[What to work on] Look through the records and copy each line that has "Export" in it.

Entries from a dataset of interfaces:
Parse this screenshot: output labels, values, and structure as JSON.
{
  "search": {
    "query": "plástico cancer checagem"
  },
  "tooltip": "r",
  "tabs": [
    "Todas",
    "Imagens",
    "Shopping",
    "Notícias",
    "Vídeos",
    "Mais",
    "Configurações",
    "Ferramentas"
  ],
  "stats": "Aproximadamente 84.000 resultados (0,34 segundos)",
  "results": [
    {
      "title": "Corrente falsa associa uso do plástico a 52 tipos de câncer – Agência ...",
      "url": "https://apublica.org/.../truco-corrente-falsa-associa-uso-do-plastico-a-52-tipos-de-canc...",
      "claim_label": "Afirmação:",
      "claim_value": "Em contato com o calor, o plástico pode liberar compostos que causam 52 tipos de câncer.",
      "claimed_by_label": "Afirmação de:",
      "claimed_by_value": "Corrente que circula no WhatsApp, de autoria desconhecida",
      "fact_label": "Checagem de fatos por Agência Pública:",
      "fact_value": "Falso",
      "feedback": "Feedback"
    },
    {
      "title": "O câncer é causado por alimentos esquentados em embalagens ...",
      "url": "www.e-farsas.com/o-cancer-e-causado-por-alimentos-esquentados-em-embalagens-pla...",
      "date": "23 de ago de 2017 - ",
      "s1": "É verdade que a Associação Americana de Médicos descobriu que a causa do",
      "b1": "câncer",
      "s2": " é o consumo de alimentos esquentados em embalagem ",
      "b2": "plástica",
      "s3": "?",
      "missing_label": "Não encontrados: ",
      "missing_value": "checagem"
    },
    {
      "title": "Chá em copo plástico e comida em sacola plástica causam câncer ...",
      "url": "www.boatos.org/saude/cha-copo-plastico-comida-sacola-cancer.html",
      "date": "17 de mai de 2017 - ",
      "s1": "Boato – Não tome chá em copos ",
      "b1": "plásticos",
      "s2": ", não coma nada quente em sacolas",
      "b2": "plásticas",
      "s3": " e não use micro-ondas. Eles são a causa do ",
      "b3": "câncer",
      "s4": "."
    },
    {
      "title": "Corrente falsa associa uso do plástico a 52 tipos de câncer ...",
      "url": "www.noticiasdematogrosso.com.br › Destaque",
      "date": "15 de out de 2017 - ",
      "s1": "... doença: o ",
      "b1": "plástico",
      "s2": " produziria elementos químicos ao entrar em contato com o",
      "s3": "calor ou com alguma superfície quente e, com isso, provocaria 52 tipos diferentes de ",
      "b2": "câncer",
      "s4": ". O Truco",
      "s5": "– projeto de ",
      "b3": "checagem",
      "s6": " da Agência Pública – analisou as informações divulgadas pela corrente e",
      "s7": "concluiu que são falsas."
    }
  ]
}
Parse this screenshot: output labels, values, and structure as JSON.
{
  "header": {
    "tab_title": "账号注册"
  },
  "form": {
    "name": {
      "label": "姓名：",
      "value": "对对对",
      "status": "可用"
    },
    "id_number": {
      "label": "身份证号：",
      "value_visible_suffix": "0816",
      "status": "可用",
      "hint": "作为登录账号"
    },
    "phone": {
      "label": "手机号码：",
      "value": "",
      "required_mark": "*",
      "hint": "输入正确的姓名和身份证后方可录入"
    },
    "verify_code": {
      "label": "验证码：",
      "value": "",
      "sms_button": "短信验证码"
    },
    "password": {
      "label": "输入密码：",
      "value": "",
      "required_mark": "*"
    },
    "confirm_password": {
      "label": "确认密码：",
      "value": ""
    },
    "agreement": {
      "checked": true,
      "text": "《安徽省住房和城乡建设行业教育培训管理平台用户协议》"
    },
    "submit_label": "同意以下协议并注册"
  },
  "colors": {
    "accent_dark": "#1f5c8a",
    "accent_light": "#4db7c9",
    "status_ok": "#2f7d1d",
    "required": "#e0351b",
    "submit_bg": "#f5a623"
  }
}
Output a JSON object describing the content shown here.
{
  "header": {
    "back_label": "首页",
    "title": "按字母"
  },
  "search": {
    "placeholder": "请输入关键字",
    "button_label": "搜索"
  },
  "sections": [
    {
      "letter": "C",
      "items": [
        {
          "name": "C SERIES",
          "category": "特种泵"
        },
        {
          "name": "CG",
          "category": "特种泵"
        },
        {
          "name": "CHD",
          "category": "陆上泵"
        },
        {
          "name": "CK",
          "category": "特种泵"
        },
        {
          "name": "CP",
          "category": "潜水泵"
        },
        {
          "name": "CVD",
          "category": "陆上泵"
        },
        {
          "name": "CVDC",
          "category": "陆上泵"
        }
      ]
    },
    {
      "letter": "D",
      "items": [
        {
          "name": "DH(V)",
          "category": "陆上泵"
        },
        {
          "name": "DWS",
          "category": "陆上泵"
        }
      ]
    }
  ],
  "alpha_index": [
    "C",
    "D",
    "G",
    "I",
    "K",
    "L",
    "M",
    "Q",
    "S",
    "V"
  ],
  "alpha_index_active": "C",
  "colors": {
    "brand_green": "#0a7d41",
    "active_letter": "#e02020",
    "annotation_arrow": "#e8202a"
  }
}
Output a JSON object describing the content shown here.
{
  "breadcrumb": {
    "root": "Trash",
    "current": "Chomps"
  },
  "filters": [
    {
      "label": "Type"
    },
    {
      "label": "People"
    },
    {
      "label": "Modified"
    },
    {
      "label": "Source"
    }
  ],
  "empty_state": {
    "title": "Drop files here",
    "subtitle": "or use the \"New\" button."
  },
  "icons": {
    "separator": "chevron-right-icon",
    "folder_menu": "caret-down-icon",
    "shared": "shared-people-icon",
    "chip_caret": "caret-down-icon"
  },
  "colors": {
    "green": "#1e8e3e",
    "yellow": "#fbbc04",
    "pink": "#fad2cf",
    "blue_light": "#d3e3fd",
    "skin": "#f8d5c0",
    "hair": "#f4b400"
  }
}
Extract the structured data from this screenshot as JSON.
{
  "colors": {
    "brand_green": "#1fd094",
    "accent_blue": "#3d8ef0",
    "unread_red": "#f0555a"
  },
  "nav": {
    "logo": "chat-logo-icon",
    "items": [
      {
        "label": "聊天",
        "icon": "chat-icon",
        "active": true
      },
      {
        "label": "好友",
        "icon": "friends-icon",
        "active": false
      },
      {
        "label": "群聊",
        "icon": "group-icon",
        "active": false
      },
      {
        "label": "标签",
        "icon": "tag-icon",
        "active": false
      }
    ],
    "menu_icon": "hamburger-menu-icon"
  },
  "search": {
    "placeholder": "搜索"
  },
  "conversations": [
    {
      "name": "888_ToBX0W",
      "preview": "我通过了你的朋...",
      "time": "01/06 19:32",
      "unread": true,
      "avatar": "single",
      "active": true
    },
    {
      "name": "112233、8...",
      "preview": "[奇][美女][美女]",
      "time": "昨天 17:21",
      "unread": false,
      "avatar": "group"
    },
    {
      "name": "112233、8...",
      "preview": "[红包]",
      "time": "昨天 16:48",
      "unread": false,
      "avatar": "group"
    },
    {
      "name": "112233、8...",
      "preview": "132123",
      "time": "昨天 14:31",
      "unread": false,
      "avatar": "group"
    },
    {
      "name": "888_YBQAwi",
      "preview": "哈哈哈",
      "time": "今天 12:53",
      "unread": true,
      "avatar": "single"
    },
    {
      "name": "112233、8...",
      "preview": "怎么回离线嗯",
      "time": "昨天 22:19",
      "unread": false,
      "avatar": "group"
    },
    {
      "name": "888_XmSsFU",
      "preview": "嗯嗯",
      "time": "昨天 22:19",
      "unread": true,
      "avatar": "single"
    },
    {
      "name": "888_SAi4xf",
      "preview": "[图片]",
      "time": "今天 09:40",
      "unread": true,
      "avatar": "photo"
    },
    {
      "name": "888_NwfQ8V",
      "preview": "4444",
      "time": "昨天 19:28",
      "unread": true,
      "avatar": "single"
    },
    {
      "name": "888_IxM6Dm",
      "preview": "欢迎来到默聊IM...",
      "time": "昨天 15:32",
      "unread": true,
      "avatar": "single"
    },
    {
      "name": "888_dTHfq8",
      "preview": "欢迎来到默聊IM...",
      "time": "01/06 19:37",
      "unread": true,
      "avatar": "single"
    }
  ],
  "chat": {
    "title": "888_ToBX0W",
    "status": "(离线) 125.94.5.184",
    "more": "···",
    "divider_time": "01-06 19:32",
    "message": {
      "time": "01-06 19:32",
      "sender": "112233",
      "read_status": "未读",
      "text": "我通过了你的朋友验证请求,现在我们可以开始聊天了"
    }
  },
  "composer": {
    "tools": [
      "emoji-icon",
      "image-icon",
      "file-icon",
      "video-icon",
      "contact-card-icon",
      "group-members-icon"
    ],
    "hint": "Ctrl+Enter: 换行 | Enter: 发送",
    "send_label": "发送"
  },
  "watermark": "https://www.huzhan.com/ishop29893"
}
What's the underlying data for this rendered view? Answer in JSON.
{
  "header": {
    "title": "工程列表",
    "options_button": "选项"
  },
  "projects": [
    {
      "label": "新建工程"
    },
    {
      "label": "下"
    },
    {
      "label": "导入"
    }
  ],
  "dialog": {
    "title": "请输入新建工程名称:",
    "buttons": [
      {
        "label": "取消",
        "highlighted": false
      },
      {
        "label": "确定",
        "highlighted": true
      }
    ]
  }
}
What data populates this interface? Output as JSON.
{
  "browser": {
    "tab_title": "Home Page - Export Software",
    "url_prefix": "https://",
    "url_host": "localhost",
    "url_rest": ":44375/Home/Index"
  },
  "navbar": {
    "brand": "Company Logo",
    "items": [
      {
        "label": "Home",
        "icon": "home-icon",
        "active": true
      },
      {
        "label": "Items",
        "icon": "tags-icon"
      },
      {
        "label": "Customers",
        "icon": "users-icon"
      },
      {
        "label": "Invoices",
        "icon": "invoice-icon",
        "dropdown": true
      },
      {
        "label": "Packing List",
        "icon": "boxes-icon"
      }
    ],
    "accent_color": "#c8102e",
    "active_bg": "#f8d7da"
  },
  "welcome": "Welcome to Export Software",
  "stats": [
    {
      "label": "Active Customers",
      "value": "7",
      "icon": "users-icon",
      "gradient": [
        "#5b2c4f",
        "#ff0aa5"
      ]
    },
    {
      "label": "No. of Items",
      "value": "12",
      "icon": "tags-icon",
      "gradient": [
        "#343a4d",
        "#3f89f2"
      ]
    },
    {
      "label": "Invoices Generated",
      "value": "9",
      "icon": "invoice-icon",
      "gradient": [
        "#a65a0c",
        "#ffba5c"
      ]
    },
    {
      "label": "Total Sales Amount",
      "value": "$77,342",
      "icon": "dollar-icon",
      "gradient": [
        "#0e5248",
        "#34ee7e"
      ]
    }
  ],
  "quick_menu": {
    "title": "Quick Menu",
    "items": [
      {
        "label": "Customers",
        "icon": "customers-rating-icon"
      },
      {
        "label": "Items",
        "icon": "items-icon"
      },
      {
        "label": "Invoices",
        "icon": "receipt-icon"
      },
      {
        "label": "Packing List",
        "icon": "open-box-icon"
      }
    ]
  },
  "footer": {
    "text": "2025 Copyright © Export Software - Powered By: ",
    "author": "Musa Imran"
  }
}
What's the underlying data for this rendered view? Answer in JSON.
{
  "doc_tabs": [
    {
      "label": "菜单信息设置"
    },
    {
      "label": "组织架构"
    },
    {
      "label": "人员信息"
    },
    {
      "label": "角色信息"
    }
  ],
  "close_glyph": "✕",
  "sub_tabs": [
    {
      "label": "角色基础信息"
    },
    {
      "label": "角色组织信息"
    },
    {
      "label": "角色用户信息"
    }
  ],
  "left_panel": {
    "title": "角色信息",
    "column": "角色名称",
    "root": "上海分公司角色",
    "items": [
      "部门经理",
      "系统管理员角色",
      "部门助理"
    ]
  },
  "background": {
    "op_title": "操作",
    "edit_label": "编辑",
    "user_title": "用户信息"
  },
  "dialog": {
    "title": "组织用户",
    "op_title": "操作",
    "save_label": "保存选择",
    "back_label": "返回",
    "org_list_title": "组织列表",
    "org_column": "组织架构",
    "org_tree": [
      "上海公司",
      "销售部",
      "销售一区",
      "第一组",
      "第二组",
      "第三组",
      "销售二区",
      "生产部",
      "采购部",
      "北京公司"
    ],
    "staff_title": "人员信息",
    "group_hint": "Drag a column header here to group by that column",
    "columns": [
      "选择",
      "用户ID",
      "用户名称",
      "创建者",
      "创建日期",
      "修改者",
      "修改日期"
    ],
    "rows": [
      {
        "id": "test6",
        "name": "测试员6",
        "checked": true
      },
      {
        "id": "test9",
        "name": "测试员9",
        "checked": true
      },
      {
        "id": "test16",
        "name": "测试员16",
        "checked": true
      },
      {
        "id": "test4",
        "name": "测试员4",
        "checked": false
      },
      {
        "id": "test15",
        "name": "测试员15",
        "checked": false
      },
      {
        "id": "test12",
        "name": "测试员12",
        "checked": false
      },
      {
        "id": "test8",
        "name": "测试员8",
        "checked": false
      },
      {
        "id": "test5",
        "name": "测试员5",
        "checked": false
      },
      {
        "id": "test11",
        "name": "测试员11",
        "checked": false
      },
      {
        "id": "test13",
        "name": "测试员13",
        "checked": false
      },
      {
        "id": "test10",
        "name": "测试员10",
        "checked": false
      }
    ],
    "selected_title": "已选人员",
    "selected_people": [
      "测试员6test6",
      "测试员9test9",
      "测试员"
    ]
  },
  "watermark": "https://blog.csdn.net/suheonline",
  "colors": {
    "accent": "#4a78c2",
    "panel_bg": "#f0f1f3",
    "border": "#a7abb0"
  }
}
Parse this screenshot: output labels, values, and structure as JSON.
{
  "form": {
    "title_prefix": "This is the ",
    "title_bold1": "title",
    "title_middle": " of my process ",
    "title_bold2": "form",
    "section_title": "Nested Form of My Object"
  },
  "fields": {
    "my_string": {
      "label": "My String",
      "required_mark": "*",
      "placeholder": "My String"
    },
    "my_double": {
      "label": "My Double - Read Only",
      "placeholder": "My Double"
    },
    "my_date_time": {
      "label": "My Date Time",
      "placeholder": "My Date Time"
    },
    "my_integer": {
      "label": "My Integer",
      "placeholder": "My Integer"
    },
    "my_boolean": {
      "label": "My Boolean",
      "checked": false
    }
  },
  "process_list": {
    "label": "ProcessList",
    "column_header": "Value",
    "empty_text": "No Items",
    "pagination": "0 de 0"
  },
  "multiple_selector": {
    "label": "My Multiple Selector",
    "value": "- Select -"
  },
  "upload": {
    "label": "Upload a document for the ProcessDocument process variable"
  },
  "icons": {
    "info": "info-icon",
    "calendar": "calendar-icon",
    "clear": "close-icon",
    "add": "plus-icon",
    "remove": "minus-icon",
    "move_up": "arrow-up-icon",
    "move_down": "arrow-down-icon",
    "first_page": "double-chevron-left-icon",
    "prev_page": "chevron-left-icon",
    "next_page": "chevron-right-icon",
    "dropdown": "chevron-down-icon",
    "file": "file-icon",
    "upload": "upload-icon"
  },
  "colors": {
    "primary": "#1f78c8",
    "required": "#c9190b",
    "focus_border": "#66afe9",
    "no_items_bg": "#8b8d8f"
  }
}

[Your solution]
    "tab_title": "Home Page - Export Software",
  "welcome": "Welcome to Export Software",
    "text": "2025 Copyright © Export Software - Powered By: ",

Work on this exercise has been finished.